What to work on: Leave out the pictures and copy every record exactly.

*** Entries shown ***

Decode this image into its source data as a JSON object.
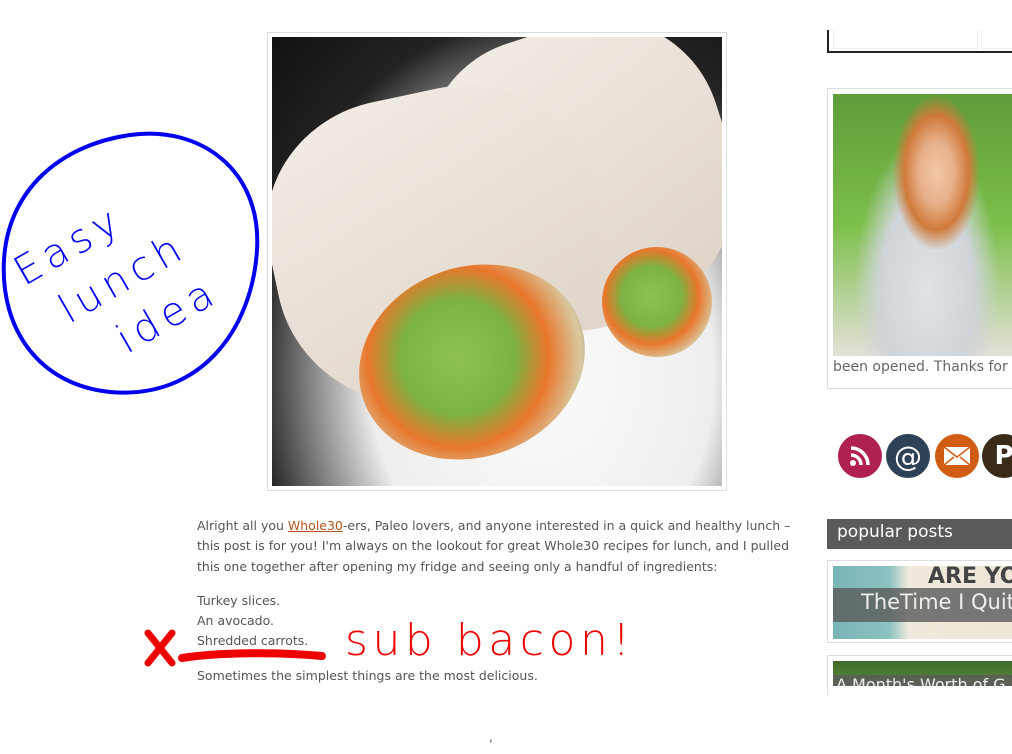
{
  "post": {
    "paragraph1_pre": "Alright all you ",
    "link": "Whole30",
    "paragraph1_post": "-ers, Paleo lovers, and anyone interested in a quick and healthy lunch – this post is for you!  I'm always on the lookout for great Whole30 recipes for lunch, and I pulled this one together after opening my fridge and seeing only a handful of ingredients:",
    "ingredients": [
      "Turkey slices.",
      "An avocado.",
      "Shredded carrots."
    ],
    "closing": "Sometimes the simplest things are the most delicious.",
    "stray_mark": ","
  },
  "sidebar": {
    "profile_caption": "been opened. Thanks for",
    "social": [
      {
        "icon": "rss-icon",
        "color": "#b0214f"
      },
      {
        "icon": "at-icon",
        "color": "#2f4156"
      },
      {
        "icon": "email-icon",
        "color": "#d15d14"
      },
      {
        "icon": "pinterest-icon",
        "color": "#3a2a1a"
      }
    ],
    "popular_header": "popular posts",
    "popular_posts": [
      {
        "title": "TheTime I Quit",
        "image_text": "ARE YOU HAPPY"
      },
      {
        "title": "A Month's Worth of G"
      }
    ]
  },
  "annotations": {
    "blue_note": "Easy lunch idea",
    "red_note": "sub bacon!",
    "blue_color": "#0000ee",
    "red_color": "#ee0000"
  }
}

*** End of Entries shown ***

Answer to this exercise:
Decode this image into its source data as a JSON object.
{
  "post": {
    "paragraph1_pre": "Alright all you ",
    "link": "Whole30",
    "paragraph1_post": "-ers, Paleo lovers, and anyone interested in a quick and healthy lunch – this post is for you!  I'm always on the lookout for great Whole30 recipes for lunch, and I pulled this one together after opening my fridge and seeing only a handful of ingredients:",
    "ingredients": [
      "Turkey slices.",
      "An avocado.",
      "Shredded carrots."
    ],
    "closing": "Sometimes the simplest things are the most delicious.",
    "stray_mark": ","
  },
  "sidebar": {
    "profile_caption": "been opened. Thanks for",
    "social": [
      {
        "icon": "rss-icon",
        "color": "#b0214f"
      },
      {
        "icon": "at-icon",
        "color": "#2f4156"
      },
      {
        "icon": "email-icon",
        "color": "#d15d14"
      },
      {
        "icon": "pinterest-icon",
        "color": "#3a2a1a"
      }
    ],
    "popular_header": "popular posts",
    "popular_posts": [
      {
        "title": "TheTime I Quit",
        "image_text": "ARE YOU HAPPY"
      },
      {
        "title": "A Month's Worth of G"
      }
    ]
  },
  "annotations": {
    "blue_note": "Easy lunch idea",
    "red_note": "sub bacon!",
    "blue_color": "#0000ee",
    "red_color": "#ee0000"
  }
}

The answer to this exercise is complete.